In the Ninth Elegy, Rilke wrote: "Maybe we're here only to say: house, / bridge, well, gate, jug, olive tree, window — / at most, pillar, tower ... but to say them, remember, / oh, to say them in a way that the things themselves / never dreamed of existing so intensely."

Be well, do good work, and keep in touch.®

 









«

»

  • “Writers end up writing stories—or rather, stories' shadows—and they're grateful if they can, but it is not enough. Nothing the writer can do is ever enough” —Joy Williams
  • “I want to live other lives. I've never quite believed that one chance is all I get. Writing is my way of making other chances.” —Anne Tyler
  • “Writing is a performance, like singing an aria or dancing a jig” —Stephen Greenblatt
  • “All good writing is swimming under water and holding your breath.” —F. Scott Fitzgerald
  • “Good writing is always about things that are important to you, things that are scary to you, things that eat you up.” —John Edgar Wideman
  • “In certain ways writing is a form of prayer.” —Denise Levertov
  • “Writing is a socially acceptable form of schizophrenia.” —E.L. Doctorow
  • “Writing is like driving at night in the fog. You can only see as far as your headlights, but you can make the whole trip that way.” —E.L. Doctorow
  • “Let's face it, writing is hell.” —William Styron
  • “A writer is someone for whom writing is more difficult than it is for other people.” —Thomas Mann
  • “Writing is 90 percent procrastination: reading magazines, eating cereal out of the box, watching infomercials.” —Paul Rudnick
  • “Writing is a failure. Writing is not only useless, it's spoiled paper.” —Padget Powell
  • “Writing is very hard work and knowing what you're doing the whole time.” —Shelby Foote
  • “I think all writing is a disease. You can't stop it.” —William Carlos Williams
  • “Writing is like getting married.
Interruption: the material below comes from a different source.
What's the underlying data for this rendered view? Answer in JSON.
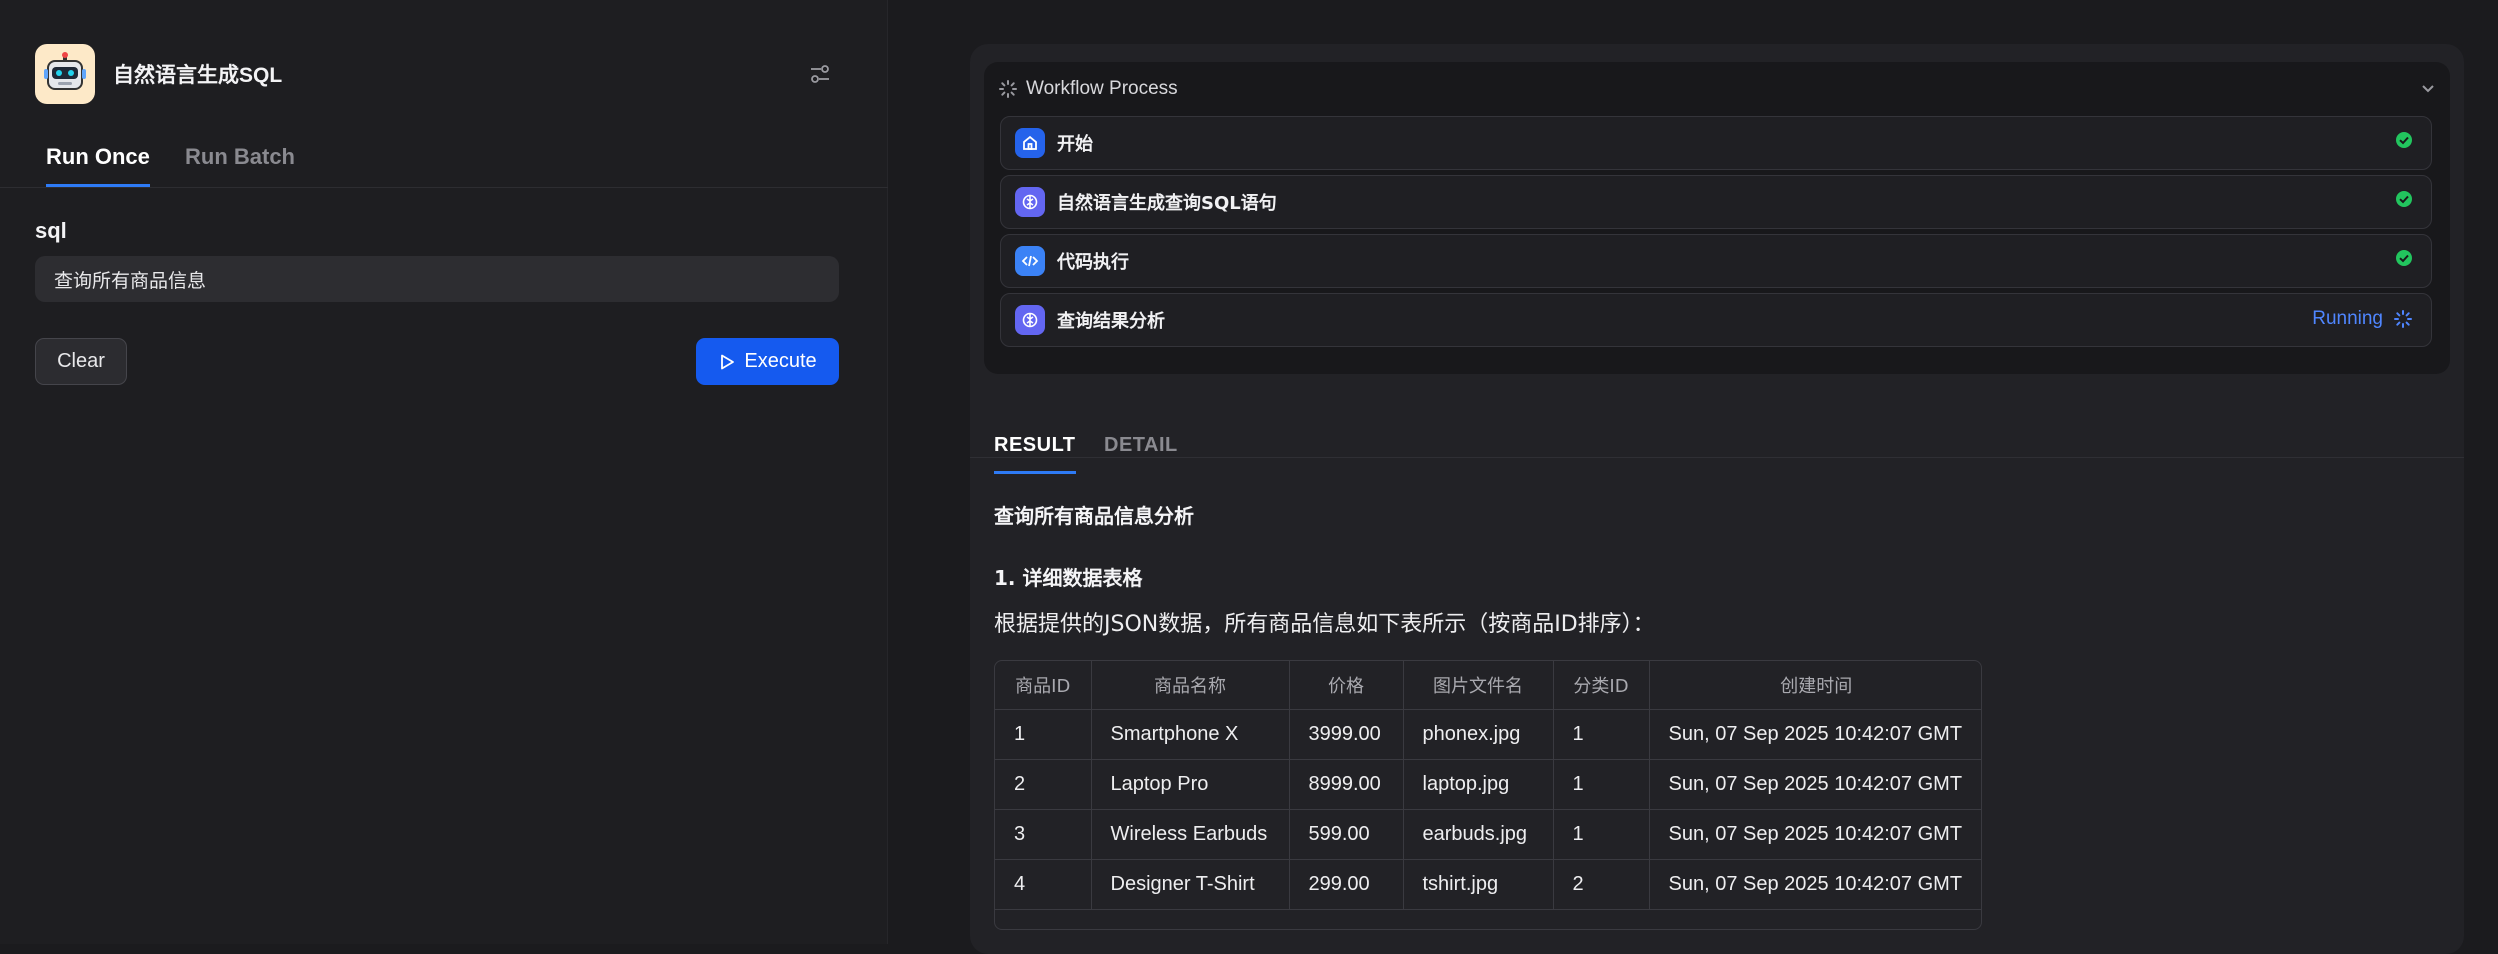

One should never commit oneself until one is amazed at one's luck.” —Iris Murdoch
  • “The less conscious one is of being ‘a writer,’ the better the writing.” —Pico Iyer
  • “Writing is…that oddest of anomalies: an intimate letter to a stranger.” —Pico Iyer
  • “Writing is my dharma.” —Raja Rao
  • “Writing is a combination of intangible creative fantasy and appallingly hard work.” —Anthony Powell
  • “I think writing is, by definition, an optimistic act.” —Michael Cunningham
The Writer's Almanac on Facebook


The Writer's Almanac on Twitter

Subscribe to our daily newsletter for poems, prose and literary history every morning
An interview with Jeffrey Harrison at The Writer's Almanac Bookshelf
Current Faves - Learn more about poets featured frequently on the show
O, What a Luxury

Although he has edited several anthologies of his favorite poems, O, What a Luxury: Verses Lyrical, Vulgar, Pathetic & Profound forges a new path for Garrison Keillor, as a poet of light verse. Purchase O, What a Luxury »